Dataset entries:
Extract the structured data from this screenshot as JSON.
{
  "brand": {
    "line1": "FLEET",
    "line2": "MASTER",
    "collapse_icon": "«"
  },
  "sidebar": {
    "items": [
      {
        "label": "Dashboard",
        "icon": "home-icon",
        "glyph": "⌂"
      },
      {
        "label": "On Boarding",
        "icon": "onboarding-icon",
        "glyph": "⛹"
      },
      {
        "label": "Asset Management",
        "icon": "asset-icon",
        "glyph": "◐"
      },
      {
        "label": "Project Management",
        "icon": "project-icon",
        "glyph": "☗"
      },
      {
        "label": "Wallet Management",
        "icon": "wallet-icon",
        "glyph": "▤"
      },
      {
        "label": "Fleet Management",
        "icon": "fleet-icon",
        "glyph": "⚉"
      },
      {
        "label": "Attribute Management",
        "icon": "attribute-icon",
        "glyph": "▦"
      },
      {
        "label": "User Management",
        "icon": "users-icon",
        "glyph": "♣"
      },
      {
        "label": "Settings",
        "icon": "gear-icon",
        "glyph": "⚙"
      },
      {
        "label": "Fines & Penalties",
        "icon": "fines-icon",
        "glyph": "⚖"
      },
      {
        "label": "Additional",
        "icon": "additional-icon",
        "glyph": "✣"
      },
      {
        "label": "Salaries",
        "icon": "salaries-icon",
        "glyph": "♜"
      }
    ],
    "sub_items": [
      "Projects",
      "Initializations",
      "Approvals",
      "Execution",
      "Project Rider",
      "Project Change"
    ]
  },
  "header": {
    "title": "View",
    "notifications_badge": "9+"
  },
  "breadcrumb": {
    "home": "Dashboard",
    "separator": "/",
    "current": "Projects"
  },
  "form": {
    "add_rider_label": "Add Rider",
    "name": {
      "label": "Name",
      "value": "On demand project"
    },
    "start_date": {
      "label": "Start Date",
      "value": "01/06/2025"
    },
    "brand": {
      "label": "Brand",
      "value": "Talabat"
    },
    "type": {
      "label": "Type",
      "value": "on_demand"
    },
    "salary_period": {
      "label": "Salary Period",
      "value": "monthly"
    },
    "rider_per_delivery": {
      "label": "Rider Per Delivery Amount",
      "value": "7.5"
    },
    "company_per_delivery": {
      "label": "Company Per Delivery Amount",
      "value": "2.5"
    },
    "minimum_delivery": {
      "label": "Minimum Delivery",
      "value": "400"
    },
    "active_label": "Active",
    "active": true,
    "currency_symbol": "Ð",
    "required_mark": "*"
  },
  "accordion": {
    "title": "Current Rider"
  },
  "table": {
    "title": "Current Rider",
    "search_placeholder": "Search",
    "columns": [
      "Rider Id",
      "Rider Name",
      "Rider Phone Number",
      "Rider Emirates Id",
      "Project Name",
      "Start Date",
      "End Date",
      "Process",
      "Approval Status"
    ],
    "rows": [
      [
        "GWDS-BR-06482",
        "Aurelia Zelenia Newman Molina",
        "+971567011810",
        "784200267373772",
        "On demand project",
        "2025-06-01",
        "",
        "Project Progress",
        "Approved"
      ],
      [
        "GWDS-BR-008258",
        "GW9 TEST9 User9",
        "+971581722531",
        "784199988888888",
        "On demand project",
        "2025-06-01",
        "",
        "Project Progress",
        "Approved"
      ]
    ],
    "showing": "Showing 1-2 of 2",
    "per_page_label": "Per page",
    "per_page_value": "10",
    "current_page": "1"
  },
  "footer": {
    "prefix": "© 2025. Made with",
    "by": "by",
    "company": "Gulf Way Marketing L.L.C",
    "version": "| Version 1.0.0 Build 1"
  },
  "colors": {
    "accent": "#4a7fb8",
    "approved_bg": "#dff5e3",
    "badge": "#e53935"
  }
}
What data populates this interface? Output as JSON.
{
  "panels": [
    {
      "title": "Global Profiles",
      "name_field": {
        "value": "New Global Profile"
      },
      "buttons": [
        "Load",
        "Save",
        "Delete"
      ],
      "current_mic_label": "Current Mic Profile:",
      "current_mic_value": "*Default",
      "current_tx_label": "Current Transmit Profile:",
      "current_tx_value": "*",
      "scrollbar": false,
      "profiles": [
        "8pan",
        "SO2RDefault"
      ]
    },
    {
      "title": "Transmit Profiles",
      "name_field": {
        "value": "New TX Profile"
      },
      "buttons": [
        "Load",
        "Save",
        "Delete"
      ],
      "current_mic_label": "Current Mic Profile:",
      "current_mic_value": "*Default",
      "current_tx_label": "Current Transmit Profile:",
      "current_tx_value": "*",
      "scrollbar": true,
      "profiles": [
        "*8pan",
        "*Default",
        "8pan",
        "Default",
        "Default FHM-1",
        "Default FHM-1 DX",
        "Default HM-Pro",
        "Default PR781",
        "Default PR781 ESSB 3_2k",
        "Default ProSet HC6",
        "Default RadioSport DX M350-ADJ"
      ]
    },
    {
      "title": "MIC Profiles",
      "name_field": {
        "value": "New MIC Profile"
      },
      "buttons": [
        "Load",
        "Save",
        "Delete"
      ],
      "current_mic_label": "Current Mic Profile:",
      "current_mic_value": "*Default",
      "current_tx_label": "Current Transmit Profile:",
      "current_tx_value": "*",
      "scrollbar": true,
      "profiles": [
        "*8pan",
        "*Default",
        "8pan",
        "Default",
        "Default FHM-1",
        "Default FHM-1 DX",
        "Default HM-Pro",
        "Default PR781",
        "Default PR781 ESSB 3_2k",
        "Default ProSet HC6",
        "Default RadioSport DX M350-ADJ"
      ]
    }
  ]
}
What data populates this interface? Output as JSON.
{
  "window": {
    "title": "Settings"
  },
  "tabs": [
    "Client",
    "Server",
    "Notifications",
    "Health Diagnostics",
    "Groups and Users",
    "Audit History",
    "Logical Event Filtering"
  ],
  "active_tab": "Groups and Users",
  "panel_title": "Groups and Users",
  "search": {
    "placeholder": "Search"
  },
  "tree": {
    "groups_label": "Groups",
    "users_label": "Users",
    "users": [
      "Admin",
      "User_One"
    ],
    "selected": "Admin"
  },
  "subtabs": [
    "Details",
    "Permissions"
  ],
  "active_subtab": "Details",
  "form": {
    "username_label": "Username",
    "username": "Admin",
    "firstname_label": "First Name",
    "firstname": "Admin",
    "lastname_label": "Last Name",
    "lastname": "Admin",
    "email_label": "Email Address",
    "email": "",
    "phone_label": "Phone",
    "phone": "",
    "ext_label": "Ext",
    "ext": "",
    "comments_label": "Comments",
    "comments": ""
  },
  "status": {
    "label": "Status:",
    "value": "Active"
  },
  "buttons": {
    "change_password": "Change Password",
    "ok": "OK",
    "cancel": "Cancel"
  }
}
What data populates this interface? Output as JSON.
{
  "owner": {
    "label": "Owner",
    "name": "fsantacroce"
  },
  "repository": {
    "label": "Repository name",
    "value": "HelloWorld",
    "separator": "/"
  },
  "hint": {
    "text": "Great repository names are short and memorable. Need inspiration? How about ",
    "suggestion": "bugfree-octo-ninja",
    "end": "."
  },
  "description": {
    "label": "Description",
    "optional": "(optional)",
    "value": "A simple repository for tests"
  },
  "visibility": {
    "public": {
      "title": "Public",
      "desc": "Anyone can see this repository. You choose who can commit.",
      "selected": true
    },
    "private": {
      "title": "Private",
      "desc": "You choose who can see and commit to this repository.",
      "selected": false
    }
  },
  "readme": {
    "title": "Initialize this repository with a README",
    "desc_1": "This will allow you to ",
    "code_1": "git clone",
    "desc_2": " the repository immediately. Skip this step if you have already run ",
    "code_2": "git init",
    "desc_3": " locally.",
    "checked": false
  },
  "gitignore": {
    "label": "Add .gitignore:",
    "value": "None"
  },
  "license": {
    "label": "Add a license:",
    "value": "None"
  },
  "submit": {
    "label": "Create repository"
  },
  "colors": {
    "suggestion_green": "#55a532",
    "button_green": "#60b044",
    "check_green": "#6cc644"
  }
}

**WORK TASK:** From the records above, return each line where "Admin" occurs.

**RESULT OF THE EXERCISE:**
      "Admin",
    "selected": "Admin"
    "username": "Admin",
    "firstname": "Admin",
    "lastname": "Admin",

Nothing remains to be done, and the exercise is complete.